So join us and see how one day a week can make a world of difference because it’s holistic changes which can improve our society, as well as our environment.

Sunday, March 4, 2012

Hemp :)

Many of you may know hemp as the material traditionally used to make sails and rope for ships…as a fabric for clothes…as biofuel for diesel engines…or because it comes from the same plant family as marijuana, Cannabis sativa L.  But I bet that most of you don’t know hemp as an amazing source of vegetarian protein(Don’t worry, the hemp products that we eat, such as hempseeds or milk, have no intoxicating effects).  Like soy, hemp is a complete protein, meaning that, on its own, it contains all of the essential amino acids in significant amounts and desirable ratios.  I have been consuming hemp seeds and protein powder :)

Thursday, February 23, 2012

Healthy choices

I have a guest writer today - Allison Brooks from Florida :)

Color Coding Food:

Easy way to develop healthy eating habits

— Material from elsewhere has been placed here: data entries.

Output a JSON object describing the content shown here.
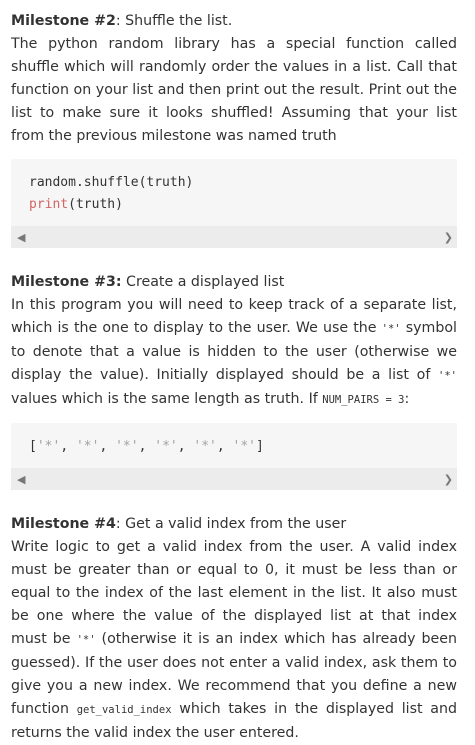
{
  "m2": {
    "title": "Milestone #2",
    "subtitle": ": Shuffle the list.",
    "body": "The python random library has a special function called shuffle which will randomly order the values in a list. Call that function on your list and then print out the result. Print out the list to make sure it looks shuffled! Assuming that your list from the previous milestone was named truth",
    "code_line1": "random.shuffle(truth)",
    "code_kw": "print",
    "code_rest": "(truth)"
  },
  "m3": {
    "title": "Milestone #3:",
    "subtitle": " Create a displayed list",
    "body_a": "In this program you will need to keep track of a separate list, which is the one to display to the user. We use the ",
    "star": "'*'",
    "body_b": " symbol to denote that a value is hidden to the user (otherwise we display the value). Initially displayed should be a list of ",
    "body_c": " values which is the same length as truth. If ",
    "num_pairs": "NUM_PAIRS = 3",
    "body_d": ":",
    "code_open": "[",
    "code_items": [
      "'*'",
      "'*'",
      "'*'",
      "'*'",
      "'*'",
      "'*'"
    ],
    "code_close": "]"
  },
  "m4": {
    "title": "Milestone #4",
    "subtitle": ": Get a valid index from the user",
    "body_a": "Write logic to get a valid index from the user. A valid index must be greater than or equal to 0, it must be less than or equal to the index of the last element in the list. It also must be one where the value of the displayed list at that index must be ",
    "star": "'*'",
    "body_b": " (otherwise it is an index which has already been guessed). If the user does not enter a valid index, ask them to give you a new index. We recommend that you define a new function ",
    "fn": "get_valid_index",
    "body_c": " which takes in the displayed list and returns the valid index the user entered."
  },
  "icons": {
    "left": "chevron-left-icon",
    "right": "chevron-right-icon"
  },
  "colors": {
    "keyword": "#d26464",
    "string": "#a2a2a2",
    "codebg": "#f6f6f6",
    "scrollbar": "#ececec"
  }
}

When presented with a huge array of food, it's easy to feel overwhelmed by the variety. For someone who is trying to eat healthy, this can be even more frustrating. Who has time to look at the back of every nutrition label to make the healthiest choice, especially when time is short?

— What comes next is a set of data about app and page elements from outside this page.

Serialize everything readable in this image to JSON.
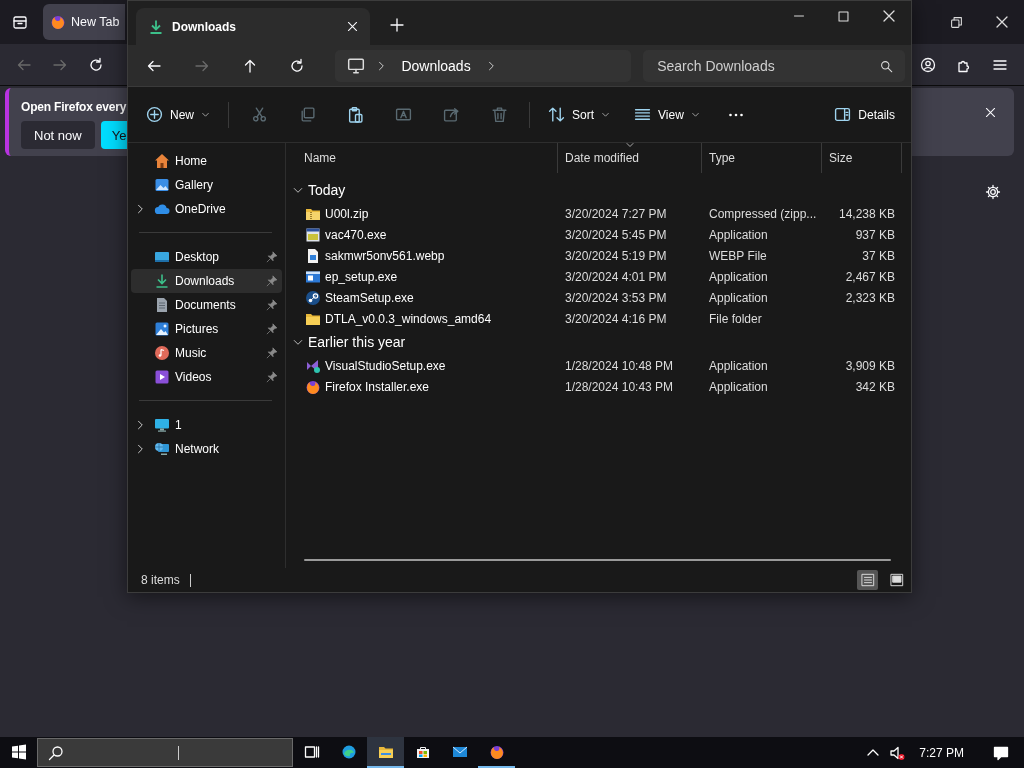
{
  "firefox": {
    "tab_title": "New Tab",
    "back_disabled": true,
    "forward_disabled": true,
    "notification": {
      "message": "Open Firefox every",
      "buttons": [
        {
          "label": "Not now",
          "kind": "secondary"
        },
        {
          "label": "Ye",
          "kind": "primary"
        }
      ]
    }
  },
  "explorer": {
    "tab_title": "Downloads",
    "back_disabled": false,
    "forward_disabled": true,
    "breadcrumb": [
      "Downloads"
    ],
    "search": {
      "placeholder": "Search Downloads"
    },
    "commands": [
      {
        "kind": "new",
        "label": "New",
        "disabled": false
      },
      {
        "kind": "cut",
        "disabled": true
      },
      {
        "kind": "copy",
        "disabled": true
      },
      {
        "kind": "paste",
        "disabled": false
      },
      {
        "kind": "rename",
        "disabled": true
      },
      {
        "kind": "share",
        "disabled": true
      },
      {
        "kind": "delete",
        "disabled": true
      },
      {
        "kind": "sort",
        "label": "Sort",
        "disabled": false
      },
      {
        "kind": "view",
        "label": "View",
        "disabled": false
      },
      {
        "kind": "more"
      }
    ],
    "details_label": "Details",
    "sidebar": [
      {
        "items": [
          {
            "label": "Home",
            "kind": "home",
            "selected": false,
            "pinned": false,
            "expandable": false
          },
          {
            "label": "Gallery",
            "kind": "gallery",
            "selected": false,
            "pinned": false,
            "expandable": false
          },
          {
            "label": "OneDrive",
            "kind": "cloud",
            "selected": false,
            "pinned": false,
            "expandable": true
          }
        ]
      },
      {
        "items": [
          {
            "label": "Desktop",
            "kind": "desktop",
            "selected": false,
            "pinned": true,
            "expandable": false
          },
          {
            "label": "Downloads",
            "kind": "download",
            "selected": true,
            "pinned": true,
            "expandable": false
          },
          {
            "label": "Documents",
            "kind": "document",
            "selected": false,
            "pinned": true,
            "expandable": false
          },
          {
            "label": "Pictures",
            "kind": "pictures",
            "selected": false,
            "pinned": true,
            "expandable": false
          },
          {
            "label": "Music",
            "kind": "music",
            "selected": false,
            "pinned": true,
            "expandable": false
          },
          {
            "label": "Videos",
            "kind": "videos",
            "selected": false,
            "pinned": true,
            "expandable": false
          }
        ]
      },
      {
        "items": [
          {
            "label": "1",
            "kind": "pc",
            "selected": false,
            "pinned": false,
            "expandable": true
          },
          {
            "label": "Network",
            "kind": "network",
            "selected": false,
            "pinned": false,
            "expandable": true
          }
        ]
      }
    ],
    "columns": [
      {
        "label": "Name",
        "sorted": false
      },
      {
        "label": "Date modified",
        "sorted": true
      },
      {
        "label": "Type",
        "sorted": false
      },
      {
        "label": "Size",
        "sorted": false
      }
    ],
    "groups": [
      {
        "title": "Today",
        "expanded": true,
        "files": [
          {
            "name": "U00l.zip",
            "kind": "zip",
            "date": "3/20/2024 7:27 PM",
            "type": "Compressed (zipp...",
            "size": "14,238 KB"
          },
          {
            "name": "vac470.exe",
            "kind": "exe",
            "date": "3/20/2024 5:45 PM",
            "type": "Application",
            "size": "937 KB"
          },
          {
            "name": "sakmwr5onv561.webp",
            "kind": "image",
            "date": "3/20/2024 5:19 PM",
            "type": "WEBP File",
            "size": "37 KB"
          },
          {
            "name": "ep_setup.exe",
            "kind": "window",
            "date": "3/20/2024 4:01 PM",
            "type": "Application",
            "size": "2,467 KB"
          },
          {
            "name": "SteamSetup.exe",
            "kind": "steam",
            "date": "3/20/2024 3:53 PM",
            "type": "Application",
            "size": "2,323 KB"
          },
          {
            "name": "DTLA_v0.0.3_windows_amd64",
            "kind": "folder",
            "date": "3/20/2024 4:16 PM",
            "type": "File folder"
          }
        ]
      },
      {
        "title": "Earlier this year",
        "expanded": true,
        "files": [
          {
            "name": "VisualStudioSetup.exe",
            "kind": "vs",
            "date": "1/28/2024 10:48 PM",
            "type": "Application",
            "size": "3,909 KB"
          },
          {
            "name": "Firefox Installer.exe",
            "kind": "firefox",
            "date": "1/28/2024 10:43 PM",
            "type": "Application",
            "size": "342 KB"
          }
        ]
      }
    ],
    "status": "8 items",
    "view_modes": [
      {
        "kind": "details",
        "selected": true
      },
      {
        "kind": "tiles",
        "selected": false
      }
    ]
  },
  "taskbar": {
    "apps": [
      {
        "kind": "task-view",
        "active": false,
        "running": false
      },
      {
        "kind": "edge",
        "active": false,
        "running": false
      },
      {
        "kind": "explorer",
        "active": true,
        "running": true
      },
      {
        "kind": "store",
        "active": false,
        "running": false
      },
      {
        "kind": "mail",
        "active": false,
        "running": false
      },
      {
        "kind": "firefox",
        "active": false,
        "running": true
      }
    ],
    "time": "7:27 PM"
  }
}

Massachusetts General Hospital may have found the solution. They conducted a study recently, with the intent of determining whether patrons of their cafeteria, when advised of the healthiest choices, would choose those items. The method of identifying healthier choices and ranking them was simple: color-coded labels. Green labels indicated the healthiest choices, yellow labels indicated foods that were less healthy and red labels indicated foods with little nutritional value.

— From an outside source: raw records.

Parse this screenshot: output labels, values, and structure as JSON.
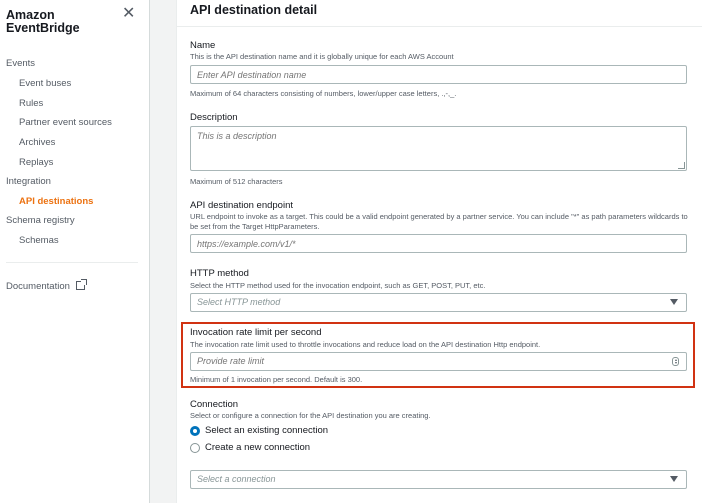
{
  "sidebar": {
    "brand_line1": "Amazon",
    "brand_line2": "EventBridge",
    "close_label": "✕",
    "events_label": "Events",
    "event_buses": "Event buses",
    "rules": "Rules",
    "partner_sources": "Partner event sources",
    "archives": "Archives",
    "replays": "Replays",
    "integration_label": "Integration",
    "api_destinations": "API destinations",
    "schema_registry": "Schema registry",
    "schemas": "Schemas",
    "documentation": "Documentation"
  },
  "panel": {
    "title": "API destination detail",
    "name": {
      "label": "Name",
      "description": "This is the API destination name and it is globally unique for each AWS Account",
      "placeholder": "Enter API destination name",
      "hint": "Maximum of 64 characters consisting of numbers, lower/upper case letters, .,-,_."
    },
    "description_field": {
      "label": "Description",
      "placeholder": "This is a description",
      "hint": "Maximum of 512 characters"
    },
    "endpoint": {
      "label": "API destination endpoint",
      "description": "URL endpoint to invoke as a target. This could be a valid endpoint generated by a partner service. You can include \"*\" as path parameters wildcards to be set from the Target HttpParameters.",
      "placeholder": "https://example.com/v1/*"
    },
    "http_method": {
      "label": "HTTP method",
      "description": "Select the HTTP method used for the invocation endpoint, such as GET, POST, PUT, etc.",
      "placeholder": "Select HTTP method"
    },
    "rate_limit": {
      "label": "Invocation rate limit per second",
      "description": "The invocation rate limit used to throttle invocations and reduce load on the API destination Http endpoint.",
      "placeholder": "Provide rate limit",
      "hint": "Minimum of 1 invocation per second. Default is 300."
    },
    "connection": {
      "label": "Connection",
      "description": "Select or configure a connection for the API destination you are creating.",
      "option_existing": "Select an existing connection",
      "option_new": "Create a new connection",
      "selected": "existing",
      "placeholder": "Select a connection"
    }
  },
  "colors": {
    "accent_orange": "#ec7211",
    "highlight_red": "#d13212",
    "radio_blue": "#0073bb"
  }
}
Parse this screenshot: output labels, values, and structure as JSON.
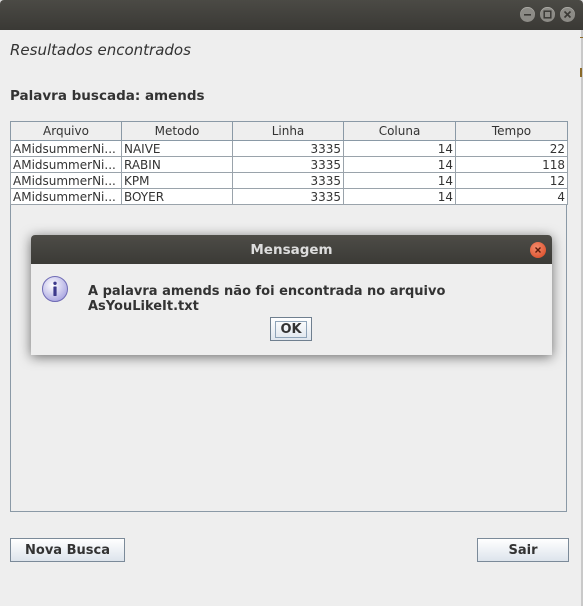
{
  "window": {
    "heading": "Resultados encontrados",
    "search_label": "Palavra buscada: amends"
  },
  "table": {
    "columns": [
      "Arquivo",
      "Metodo",
      "Linha",
      "Coluna",
      "Tempo"
    ],
    "rows": [
      [
        "AMidsummerNi...",
        "NAIVE",
        "3335",
        "14",
        "22"
      ],
      [
        "AMidsummerNi...",
        "RABIN",
        "3335",
        "14",
        "118"
      ],
      [
        "AMidsummerNi...",
        "KPM",
        "3335",
        "14",
        "12"
      ],
      [
        "AMidsummerNi...",
        "BOYER",
        "3335",
        "14",
        "4"
      ]
    ]
  },
  "buttons": {
    "new_search": "Nova Busca",
    "exit": "Sair"
  },
  "dialog": {
    "title": "Mensagem",
    "message": "A palavra amends não foi encontrada no arquivo AsYouLikeIt.txt",
    "ok_label": "OK",
    "icon": "info-icon"
  },
  "colors": {
    "titlebar": "#3e3d39",
    "background": "#eeeeee",
    "close_button": "#e2522d",
    "info_icon": "#a7a3e0"
  }
}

The experiment began in March 2010 and ran in two phases. During the first phase, the labels were assigned to the different foods found in the cafeteria. Signs were placed in the cafeteria to advise patrons of their choices, explained the meaning of the different color coding on the labels and encouraged customers to make healthier choices. The registers were programmed to identify the foods by their codes so that data could be tracked.

During the second phase, the products available were rearranged according to behavioral marketing information. For example, healthier choices were placed at eye-level, where people are more likely to shop, according to marketing research. This phase primarily focused on the foods that people tend to grab when they are in a hurry, such as pre-made sandwiches, beverages and chips.

The researchers found that sales of the foods with green labels increased significantly, while sales of products with red labels languished. The numbers were compared to sales in the other on-campus cafeterias where products were neither labeled nor rearranged. The changes in the cafeteria where food was labeled were dramatic compared to the other cafeterias.

The researchers credit the success of the program primarily to its simplicity. With almost no effort at all, consumers were able to easily identify their healthiest choices and, in fact, were led to make the healthier choice. The cafeteria labeling system at MGH is going to remain in place, and the hospital actually extended the program to the other cafeterias in the hospital system.  

Many cancer facilities are slowly adopting this color-coding system to push healthier eating during treatment. Since healthier foods and foods loaded with phytochemicals promote better survivability, patients with aggressive cancer like pancreatic or mesothelioma cancer, need to eat healthier. And since a mesothelioma life expectancy could only be four months eating healthy and strong treatments need to be priority.

The doctor who led the study, Anne Thorndike, also pointed out that the changes were easy to make and could be applied to nearly any quick-service food environment.